We try to equip and empower our patients with the knowledge and skills they need for long-term success after a neurologic illness. Think of a gift as an endowment or an investment in an individual. Nurses invest in their patients by coaching them, supporting their gains, and celebrating their successes. Just as a financial endowment grows as it accrues interest, our patients grow as we invest our time, attention, skills, and knowledge in them. We give our intuitive and rational knowledge to others as investments.


Communication is another gift we give daily. We use communication-written, spoken, and nonverbal-as a way to affect others. Clear, sharp communication can influence others' practice of nursing and medicine. It can sway emotions and change minds. It can validate the subtle changes patients and families report as recovery progresses. Communication is also a gift that can help us support patients and families as they make the very tough choices about continuing treatment after a life-changing event.


We also give our patients and colleagues the gift of evidence. We try to practice in a framework of research that places the scientific method and the evidence it generates at the patient's bedside. Like knowledge, evidence-based practice supports a caring approach to practice that sets a high standard. Neuroscience nurses generate knowledge that, when implemented systematically, can have a profound impact on our patients; at times, we achieve this without conscious effort.


Neuroscience nurses are "gifted" practitioners. Like our patients, we are distinct individuals with unique talents that we willingly share with others. As 2008 comes to an end, think about your own gifts and the many ways you have given them throughout the past 12 months. You won't need wrapping paper or ribbons, just a quiet moment in which to reflect.
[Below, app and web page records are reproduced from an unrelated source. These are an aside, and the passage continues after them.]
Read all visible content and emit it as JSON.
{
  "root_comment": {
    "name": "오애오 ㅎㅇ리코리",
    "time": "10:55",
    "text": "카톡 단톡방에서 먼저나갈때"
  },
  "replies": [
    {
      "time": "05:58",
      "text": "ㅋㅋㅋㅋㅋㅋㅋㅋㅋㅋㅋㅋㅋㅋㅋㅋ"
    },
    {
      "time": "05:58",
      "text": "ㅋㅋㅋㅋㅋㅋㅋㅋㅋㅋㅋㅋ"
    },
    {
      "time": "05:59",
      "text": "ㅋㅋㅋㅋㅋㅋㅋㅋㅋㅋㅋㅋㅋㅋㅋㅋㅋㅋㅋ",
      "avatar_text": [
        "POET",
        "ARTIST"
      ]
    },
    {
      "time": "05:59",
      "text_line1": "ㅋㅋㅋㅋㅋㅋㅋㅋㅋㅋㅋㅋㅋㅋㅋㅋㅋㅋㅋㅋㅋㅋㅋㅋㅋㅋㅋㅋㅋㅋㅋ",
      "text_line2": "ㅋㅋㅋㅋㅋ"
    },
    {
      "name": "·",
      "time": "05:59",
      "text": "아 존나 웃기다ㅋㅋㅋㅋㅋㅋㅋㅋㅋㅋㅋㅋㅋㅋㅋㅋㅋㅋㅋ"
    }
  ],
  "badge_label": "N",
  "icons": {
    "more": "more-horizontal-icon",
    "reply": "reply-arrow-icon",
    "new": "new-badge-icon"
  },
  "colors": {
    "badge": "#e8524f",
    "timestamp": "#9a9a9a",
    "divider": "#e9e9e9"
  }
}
Take your gifts with you into the new year; they will keep giving.




Benner, P., & Wrubel, J. (1989). The primacy of caring: Stress and coping in health and illness. Menlo Park, CA: Addison-Wesley. [Context Link]